Which lines in the records below contain the word "here"? Copy each of them.

Provided entries START

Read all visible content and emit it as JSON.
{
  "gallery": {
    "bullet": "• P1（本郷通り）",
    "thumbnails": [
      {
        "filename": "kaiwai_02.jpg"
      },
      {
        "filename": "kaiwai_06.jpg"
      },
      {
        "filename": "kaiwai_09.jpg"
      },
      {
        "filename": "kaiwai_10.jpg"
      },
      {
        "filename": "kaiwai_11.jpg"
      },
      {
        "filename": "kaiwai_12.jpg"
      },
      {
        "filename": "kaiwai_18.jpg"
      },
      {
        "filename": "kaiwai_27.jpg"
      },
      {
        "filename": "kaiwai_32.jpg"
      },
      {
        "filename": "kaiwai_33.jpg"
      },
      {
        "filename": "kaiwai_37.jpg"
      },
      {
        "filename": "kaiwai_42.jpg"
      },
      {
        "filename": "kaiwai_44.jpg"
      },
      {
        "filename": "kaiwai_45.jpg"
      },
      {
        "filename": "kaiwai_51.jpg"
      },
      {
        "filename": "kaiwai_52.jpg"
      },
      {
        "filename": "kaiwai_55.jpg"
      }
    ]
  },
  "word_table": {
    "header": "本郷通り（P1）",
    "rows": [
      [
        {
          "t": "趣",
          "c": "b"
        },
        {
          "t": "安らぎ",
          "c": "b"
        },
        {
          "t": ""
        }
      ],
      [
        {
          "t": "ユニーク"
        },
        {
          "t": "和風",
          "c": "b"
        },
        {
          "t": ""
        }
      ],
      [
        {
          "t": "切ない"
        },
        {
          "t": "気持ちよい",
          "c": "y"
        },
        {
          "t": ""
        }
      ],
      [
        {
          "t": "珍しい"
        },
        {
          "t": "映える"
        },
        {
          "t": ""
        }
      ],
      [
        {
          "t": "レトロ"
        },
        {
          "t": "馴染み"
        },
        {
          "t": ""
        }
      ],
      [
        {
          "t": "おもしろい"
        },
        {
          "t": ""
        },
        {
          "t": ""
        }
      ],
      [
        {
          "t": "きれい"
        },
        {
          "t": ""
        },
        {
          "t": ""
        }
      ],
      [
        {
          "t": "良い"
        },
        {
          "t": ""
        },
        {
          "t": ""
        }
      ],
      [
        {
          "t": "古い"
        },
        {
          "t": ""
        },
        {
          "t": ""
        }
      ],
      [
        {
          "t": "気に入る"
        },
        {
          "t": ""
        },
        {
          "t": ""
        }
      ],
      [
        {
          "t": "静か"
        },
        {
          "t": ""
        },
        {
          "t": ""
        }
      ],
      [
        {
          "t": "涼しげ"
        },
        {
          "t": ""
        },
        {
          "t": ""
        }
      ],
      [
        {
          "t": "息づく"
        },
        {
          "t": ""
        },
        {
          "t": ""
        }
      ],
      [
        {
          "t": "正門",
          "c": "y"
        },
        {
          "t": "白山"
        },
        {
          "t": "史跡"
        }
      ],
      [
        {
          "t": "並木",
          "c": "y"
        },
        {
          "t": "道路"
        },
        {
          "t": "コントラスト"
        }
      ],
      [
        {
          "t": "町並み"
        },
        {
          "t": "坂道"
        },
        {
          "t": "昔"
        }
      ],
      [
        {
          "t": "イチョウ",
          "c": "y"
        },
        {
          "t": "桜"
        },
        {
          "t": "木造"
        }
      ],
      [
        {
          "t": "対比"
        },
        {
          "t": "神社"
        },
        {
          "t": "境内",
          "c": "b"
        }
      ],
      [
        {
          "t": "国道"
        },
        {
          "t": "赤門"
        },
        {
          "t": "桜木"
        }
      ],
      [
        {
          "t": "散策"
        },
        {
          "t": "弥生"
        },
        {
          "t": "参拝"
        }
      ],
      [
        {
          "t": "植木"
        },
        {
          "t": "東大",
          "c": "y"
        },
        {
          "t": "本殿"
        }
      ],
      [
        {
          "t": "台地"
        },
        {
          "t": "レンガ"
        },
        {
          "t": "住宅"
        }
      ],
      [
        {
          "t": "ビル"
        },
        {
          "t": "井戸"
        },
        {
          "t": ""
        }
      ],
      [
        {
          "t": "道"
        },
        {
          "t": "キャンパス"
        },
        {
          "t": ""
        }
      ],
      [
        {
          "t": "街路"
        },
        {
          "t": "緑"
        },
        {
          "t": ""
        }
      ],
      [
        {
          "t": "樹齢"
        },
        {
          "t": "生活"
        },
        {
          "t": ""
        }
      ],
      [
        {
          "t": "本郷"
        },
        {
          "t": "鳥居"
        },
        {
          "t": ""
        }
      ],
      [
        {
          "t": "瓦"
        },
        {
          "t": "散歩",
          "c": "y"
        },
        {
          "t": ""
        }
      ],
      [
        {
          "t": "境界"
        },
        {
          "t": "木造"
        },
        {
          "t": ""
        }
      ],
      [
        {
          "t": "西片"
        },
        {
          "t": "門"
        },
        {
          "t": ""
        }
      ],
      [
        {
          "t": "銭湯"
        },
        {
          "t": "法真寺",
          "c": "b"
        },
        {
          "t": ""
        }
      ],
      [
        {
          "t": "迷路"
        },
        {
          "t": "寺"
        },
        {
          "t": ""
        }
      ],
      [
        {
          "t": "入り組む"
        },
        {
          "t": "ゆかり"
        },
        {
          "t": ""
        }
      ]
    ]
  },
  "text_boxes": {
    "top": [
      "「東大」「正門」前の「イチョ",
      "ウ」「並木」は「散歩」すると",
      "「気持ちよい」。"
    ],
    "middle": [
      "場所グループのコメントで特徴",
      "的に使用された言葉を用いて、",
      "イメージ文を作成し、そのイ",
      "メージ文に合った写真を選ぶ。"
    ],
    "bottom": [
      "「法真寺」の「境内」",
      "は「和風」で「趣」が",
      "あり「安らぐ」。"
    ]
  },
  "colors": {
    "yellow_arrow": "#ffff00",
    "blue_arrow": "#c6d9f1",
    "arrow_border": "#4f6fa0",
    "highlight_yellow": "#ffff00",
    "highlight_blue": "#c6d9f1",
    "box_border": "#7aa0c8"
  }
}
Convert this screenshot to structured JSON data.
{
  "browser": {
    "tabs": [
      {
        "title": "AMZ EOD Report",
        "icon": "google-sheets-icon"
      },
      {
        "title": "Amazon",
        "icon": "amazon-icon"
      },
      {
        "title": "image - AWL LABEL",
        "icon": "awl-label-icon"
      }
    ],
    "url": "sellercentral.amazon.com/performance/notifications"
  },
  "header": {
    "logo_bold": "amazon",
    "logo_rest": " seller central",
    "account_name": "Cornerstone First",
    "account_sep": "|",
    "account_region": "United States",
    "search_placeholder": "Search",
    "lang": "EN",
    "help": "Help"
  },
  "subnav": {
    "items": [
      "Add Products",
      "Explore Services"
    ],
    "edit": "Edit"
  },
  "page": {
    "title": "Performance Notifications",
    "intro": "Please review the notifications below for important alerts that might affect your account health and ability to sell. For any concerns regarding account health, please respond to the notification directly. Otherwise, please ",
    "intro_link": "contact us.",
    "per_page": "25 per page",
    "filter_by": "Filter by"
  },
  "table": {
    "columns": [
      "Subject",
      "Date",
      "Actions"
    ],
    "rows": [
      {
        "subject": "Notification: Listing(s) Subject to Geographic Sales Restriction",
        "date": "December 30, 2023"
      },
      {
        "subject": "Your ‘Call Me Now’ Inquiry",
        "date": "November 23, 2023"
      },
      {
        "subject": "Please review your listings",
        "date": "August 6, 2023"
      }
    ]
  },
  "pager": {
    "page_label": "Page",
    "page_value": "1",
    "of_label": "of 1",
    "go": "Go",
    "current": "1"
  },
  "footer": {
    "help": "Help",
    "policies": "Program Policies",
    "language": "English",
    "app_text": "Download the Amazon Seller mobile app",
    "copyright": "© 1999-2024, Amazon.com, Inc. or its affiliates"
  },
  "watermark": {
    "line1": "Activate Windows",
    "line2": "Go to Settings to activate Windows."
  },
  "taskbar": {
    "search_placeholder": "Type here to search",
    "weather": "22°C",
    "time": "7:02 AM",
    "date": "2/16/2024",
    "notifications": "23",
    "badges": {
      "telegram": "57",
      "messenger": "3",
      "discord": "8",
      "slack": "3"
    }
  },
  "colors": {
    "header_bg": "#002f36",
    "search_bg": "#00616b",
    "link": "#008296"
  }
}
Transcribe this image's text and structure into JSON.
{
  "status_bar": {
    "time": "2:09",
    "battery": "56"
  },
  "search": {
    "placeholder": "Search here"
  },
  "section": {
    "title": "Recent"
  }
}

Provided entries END

• _Answer for this exercise_
    "search_placeholder": "Type here to search",
    "placeholder": "Search here"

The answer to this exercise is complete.